A combination of diesel and electromotors focussing on providing driving power was presented as early as 2011 by Rigitrac and the Technical University of Dresden. At that time, this was seen as an expensive speciality. In 2019 Steyr in association with concern sister Fiat Powertrain (FPT) – also very active with gas engines - came up with a similar concept study. The principle of diesel-electric drive was up until then mainly used by railway locomotives although also favoured by ships (after starting-off in submarines). The heart of this concept is an always optimally running combustion engine suppling current via generators and accumulators to e-motors with all their performance advantages. Information from Steyr/FPT on possible fuel and, with that, CO2 savings, tends towards the defensive: »During certain tractor operations, 10 % compared with pure diesel engines«.
Research into lithium air batteries which fundamentally promise a 10 to 20 times higher energy density has, contrary to earlier expectations, not yet reached a stage where absolutely dependable results can be calculated. With all thoughts on batteries, there still remains the Damocles sword of the »required raw materials« (copper, cobalt, lithium, rare earths).
Thus, everyone ends in a trap situation whereby the fossil fuel fed diesel engine is realistically seen as a dead end and the electromotor as »the« solution. This is a trap because the electromotor cannot really deliver the goods because of the battery dilemma, at least in the middle and higher power ranges. But maybe the prophet doesn’t have to go to the mountain, but the mountain to the prophet this time! Translated, this means we need completely new ideas instead of simply adjusting the »old« central machine, the tractor, to fit changing conditions. Here, we’re talking about automated large-scale machinery with a central electrical current supply, but also about battery powered robot swarms for the lighter, more precise jobs. Ultimately, the real hit would be a coordinated design to meet such requirements.
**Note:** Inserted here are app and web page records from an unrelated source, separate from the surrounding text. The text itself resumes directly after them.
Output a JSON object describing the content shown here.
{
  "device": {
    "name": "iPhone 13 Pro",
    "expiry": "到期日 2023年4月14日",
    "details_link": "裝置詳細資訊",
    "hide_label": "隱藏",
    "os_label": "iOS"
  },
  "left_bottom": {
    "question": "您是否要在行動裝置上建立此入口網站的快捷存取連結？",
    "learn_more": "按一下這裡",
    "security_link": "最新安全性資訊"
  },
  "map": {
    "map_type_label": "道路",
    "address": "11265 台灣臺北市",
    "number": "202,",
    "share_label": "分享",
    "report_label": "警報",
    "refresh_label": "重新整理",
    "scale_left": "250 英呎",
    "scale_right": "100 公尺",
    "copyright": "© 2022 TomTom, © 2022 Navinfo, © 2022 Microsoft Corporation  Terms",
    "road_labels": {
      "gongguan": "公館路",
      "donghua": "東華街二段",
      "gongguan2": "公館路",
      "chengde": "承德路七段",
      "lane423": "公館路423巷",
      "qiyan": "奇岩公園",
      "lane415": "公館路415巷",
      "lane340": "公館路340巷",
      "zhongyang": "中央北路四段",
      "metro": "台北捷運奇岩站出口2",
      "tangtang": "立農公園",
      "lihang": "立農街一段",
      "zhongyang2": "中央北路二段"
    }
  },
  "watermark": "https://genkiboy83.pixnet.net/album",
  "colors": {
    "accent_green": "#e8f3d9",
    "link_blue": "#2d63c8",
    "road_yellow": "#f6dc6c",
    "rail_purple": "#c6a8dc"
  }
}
There exist apparently »crazy« designs from the Braunschweig Agricultural Engineering Institute showing machinery suspended from overhead cables. Bound with the concept of controlled field traffic, this might not, after all, be a Utopian vision. However, the »frequency« on the field surface would be low. Another idea is installation on headlands of central electricity supply points whereby machinery could pull the necessary cable behind as in currently used irrigation systems. However, all these concepts take for granted that the supplied electricity would be generated in a »green« way, otherwise emissions would only be transferred from one location to another.
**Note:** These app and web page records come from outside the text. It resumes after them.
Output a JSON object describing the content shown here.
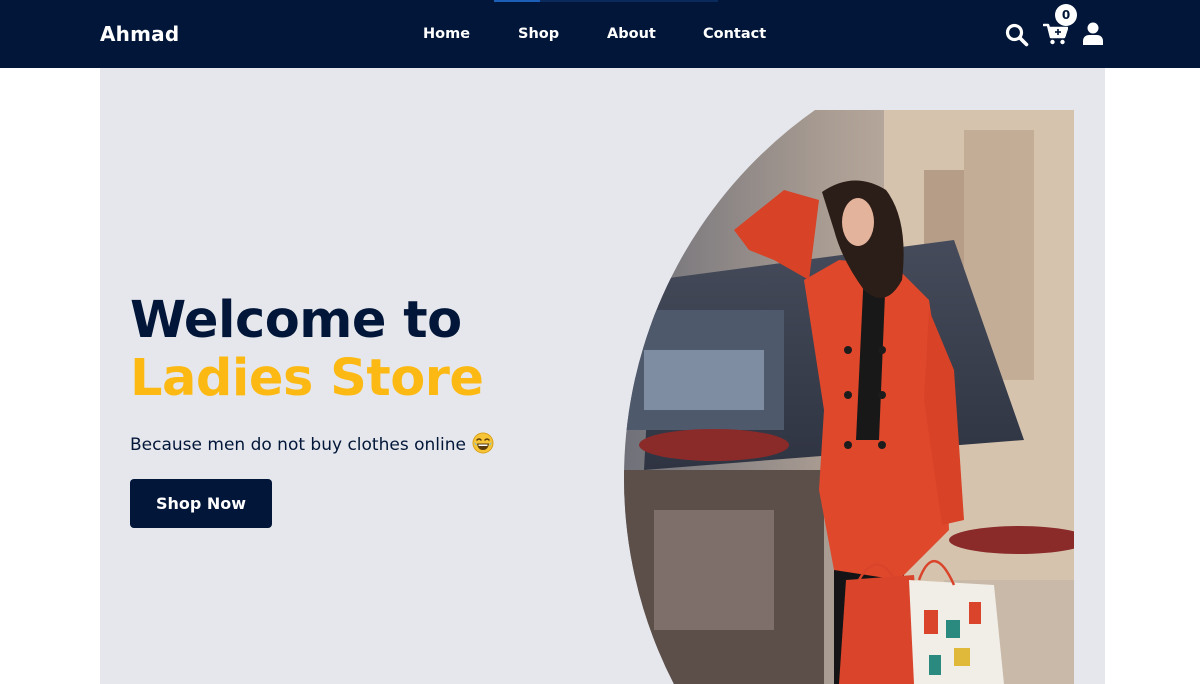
{
  "nav": {
    "brand": "Ahmad",
    "links": [
      {
        "label": "Home"
      },
      {
        "label": "Shop"
      },
      {
        "label": "About"
      },
      {
        "label": "Contact"
      }
    ],
    "icons": [
      "search-icon",
      "cart-icon",
      "user-icon"
    ],
    "cart_count": "0"
  },
  "hero": {
    "title_line1": "Welcome to",
    "title_line2": "Ladies Store",
    "subtitle": "Because men do not buy clothes online",
    "subtitle_emoji": "laughing-emoji",
    "button_label": "Shop Now",
    "image": "woman-in-red-coat-with-shopping-bags"
  },
  "colors": {
    "navy": "#011638",
    "accent_yellow": "#fdb913",
    "hero_bg": "#e6e7ec",
    "coat_red": "#e0482c"
  }
}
Were it not for the emission dilemma, there would be no need for an alternative to the diesel engine. Were it not for the battery dilemma, absolutely no alternative would be in sight for electrification of all fieldwork. Alone in this double »were« we can see why the concepts of the developers have not found faster acceptance in practice. Fossil raw materials are to date still far too cheap. And the advantages of electromotors with their power characteristics, precise management and integration in digital concepts, but also regarding reductions in emissions, noise or oil losses, are probably only realisable over the longer term with smaller machines, or robot swarms. Development time could be reduced if a central electricity supply could be installed in fields. An option for larger machinery remains the e-drive via fuel cells. Here, developments in the truck segment (Iveco, Daimler/Volvo) are just picking-up speed. Agricultural engineering could link-up. Technically seen though, the simplest way ahead is still the modified diesel engine powered by methane or synthetic fuels.